= INSTRUCTIONS TO FOLLOW =
The records must be duplicated exactly, with every picture left out.

── MATERIAL SHOWN ──

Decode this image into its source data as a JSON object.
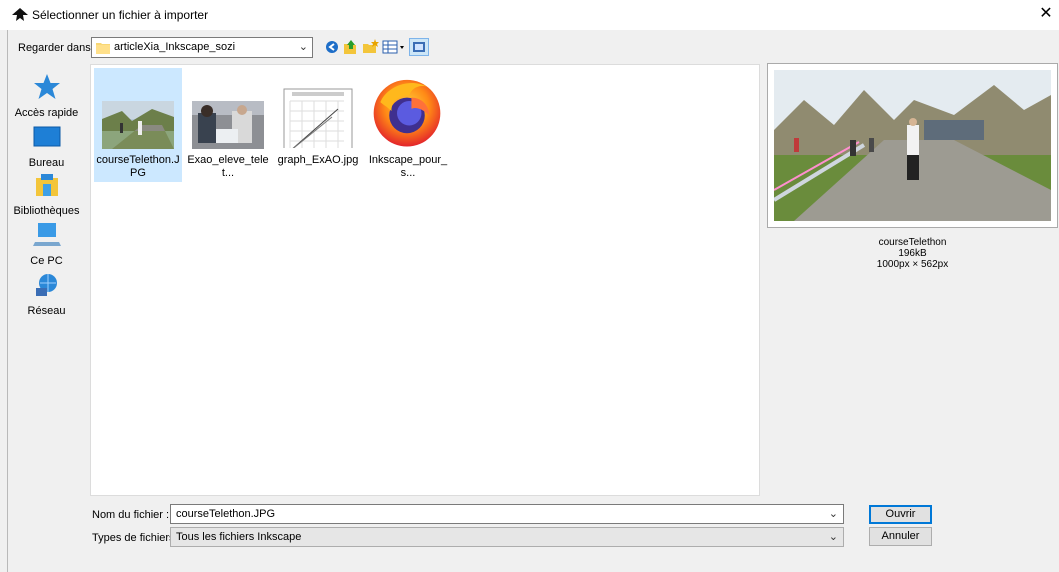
{
  "window": {
    "title": "Sélectionner un fichier à importer",
    "close_glyph": "✕"
  },
  "lookin": {
    "label": "Regarder dans :",
    "value": "articleXia_Inkscape_sozi",
    "arrow": "⌄"
  },
  "toolbar": [
    "back-icon",
    "up-folder-icon",
    "new-folder-icon",
    "view-menu-icon",
    "preview-toggle-icon"
  ],
  "places": [
    {
      "label": "Accès rapide",
      "icon": "star-icon"
    },
    {
      "label": "Bureau",
      "icon": "desktop-icon"
    },
    {
      "label": "Bibliothèques",
      "icon": "libraries-icon"
    },
    {
      "label": "Ce PC",
      "icon": "computer-icon"
    },
    {
      "label": "Réseau",
      "icon": "network-icon"
    }
  ],
  "files": [
    {
      "name": "courseTelethon.JPG",
      "selected": true
    },
    {
      "name": "Exao_eleve_telet...",
      "selected": false
    },
    {
      "name": "graph_ExAO.jpg",
      "selected": false
    },
    {
      "name": "Inkscape_pour_s...",
      "selected": false
    }
  ],
  "preview": {
    "name": "courseTelethon",
    "size": "196kB",
    "dimensions": "1000px × 562px"
  },
  "form": {
    "filename_label": "Nom du fichier :",
    "filename_value": "courseTelethon.JPG",
    "filetype_label": "Types de fichiers :",
    "filetype_value": "Tous les fichiers Inkscape",
    "arrow": "⌄",
    "open_label": "Ouvrir",
    "cancel_label": "Annuler"
  }
}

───

= TASK ANSWER =
Decode this image into its source data as a JSON object.
{
  "window": {
    "title": "Sélectionner un fichier à importer",
    "close_glyph": "✕"
  },
  "lookin": {
    "label": "Regarder dans :",
    "value": "articleXia_Inkscape_sozi",
    "arrow": "⌄"
  },
  "toolbar": [
    "back-icon",
    "up-folder-icon",
    "new-folder-icon",
    "view-menu-icon",
    "preview-toggle-icon"
  ],
  "places": [
    {
      "label": "Accès rapide",
      "icon": "star-icon"
    },
    {
      "label": "Bureau",
      "icon": "desktop-icon"
    },
    {
      "label": "Bibliothèques",
      "icon": "libraries-icon"
    },
    {
      "label": "Ce PC",
      "icon": "computer-icon"
    },
    {
      "label": "Réseau",
      "icon": "network-icon"
    }
  ],
  "files": [
    {
      "name": "courseTelethon.JPG",
      "selected": true
    },
    {
      "name": "Exao_eleve_telet...",
      "selected": false
    },
    {
      "name": "graph_ExAO.jpg",
      "selected": false
    },
    {
      "name": "Inkscape_pour_s...",
      "selected": false
    }
  ],
  "preview": {
    "name": "courseTelethon",
    "size": "196kB",
    "dimensions": "1000px × 562px"
  },
  "form": {
    "filename_label": "Nom du fichier :",
    "filename_value": "courseTelethon.JPG",
    "filetype_label": "Types de fichiers :",
    "filetype_value": "Tous les fichiers Inkscape",
    "arrow": "⌄",
    "open_label": "Ouvrir",
    "cancel_label": "Annuler"
  }
}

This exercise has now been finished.